Prompt: Below are records; how many of their lines hold the string "Microscopy"? Reply with nothing but the number.

[Entries taken from a collection]
========================================
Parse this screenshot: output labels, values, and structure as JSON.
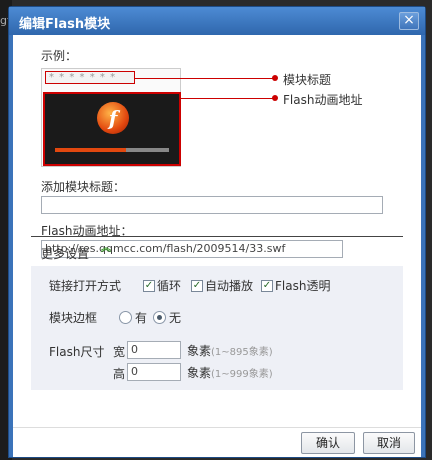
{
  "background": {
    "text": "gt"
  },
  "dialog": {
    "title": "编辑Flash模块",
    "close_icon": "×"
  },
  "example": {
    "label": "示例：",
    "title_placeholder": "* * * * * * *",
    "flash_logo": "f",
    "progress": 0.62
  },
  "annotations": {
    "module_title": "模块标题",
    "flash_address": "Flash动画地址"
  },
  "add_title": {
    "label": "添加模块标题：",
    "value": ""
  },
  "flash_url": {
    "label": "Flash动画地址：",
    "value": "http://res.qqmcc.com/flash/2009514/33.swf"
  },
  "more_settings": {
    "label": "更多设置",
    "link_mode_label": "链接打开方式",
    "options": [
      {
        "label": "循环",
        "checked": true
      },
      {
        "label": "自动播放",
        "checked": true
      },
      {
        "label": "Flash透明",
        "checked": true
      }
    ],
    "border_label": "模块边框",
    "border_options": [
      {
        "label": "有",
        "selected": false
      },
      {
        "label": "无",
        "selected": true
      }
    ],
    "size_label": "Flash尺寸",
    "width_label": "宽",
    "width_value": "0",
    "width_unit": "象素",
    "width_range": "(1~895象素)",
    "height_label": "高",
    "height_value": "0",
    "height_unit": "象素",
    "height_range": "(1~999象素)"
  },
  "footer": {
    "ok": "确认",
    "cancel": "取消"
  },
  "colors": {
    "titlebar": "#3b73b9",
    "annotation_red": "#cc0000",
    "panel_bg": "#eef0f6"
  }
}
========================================
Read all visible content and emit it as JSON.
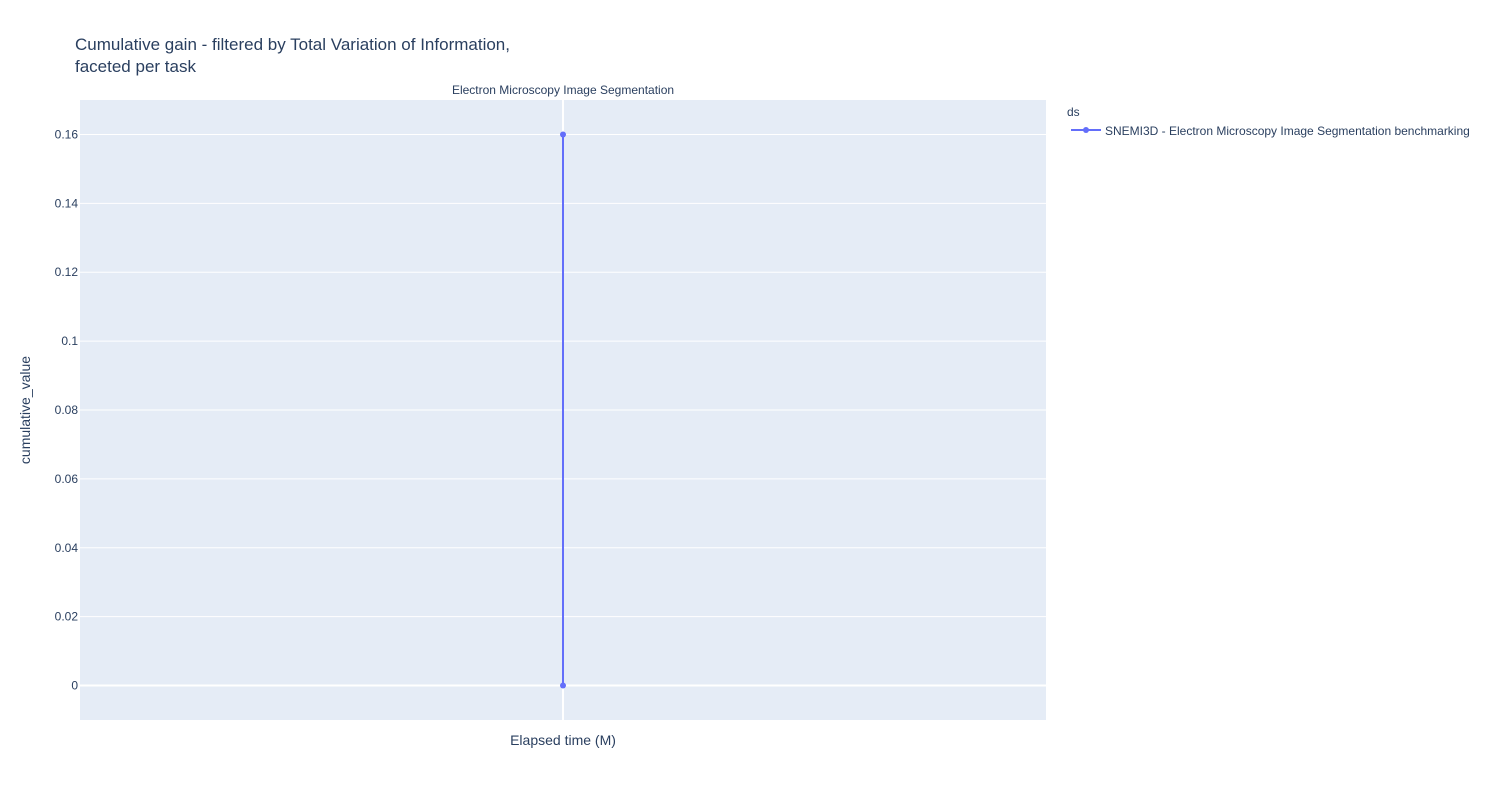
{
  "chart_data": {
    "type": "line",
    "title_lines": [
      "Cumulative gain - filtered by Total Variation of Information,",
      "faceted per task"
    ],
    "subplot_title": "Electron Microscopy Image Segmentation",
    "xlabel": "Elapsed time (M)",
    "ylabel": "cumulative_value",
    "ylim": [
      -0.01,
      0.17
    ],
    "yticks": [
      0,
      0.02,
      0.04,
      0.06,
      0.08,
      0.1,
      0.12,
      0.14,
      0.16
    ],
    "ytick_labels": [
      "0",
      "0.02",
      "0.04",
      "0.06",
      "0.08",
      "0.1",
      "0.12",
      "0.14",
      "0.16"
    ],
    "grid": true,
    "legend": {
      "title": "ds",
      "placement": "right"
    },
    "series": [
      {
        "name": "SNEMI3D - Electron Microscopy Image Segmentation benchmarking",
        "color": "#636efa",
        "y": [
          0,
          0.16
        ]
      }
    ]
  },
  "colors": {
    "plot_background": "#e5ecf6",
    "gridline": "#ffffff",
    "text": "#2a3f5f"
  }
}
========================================
Answer box: 2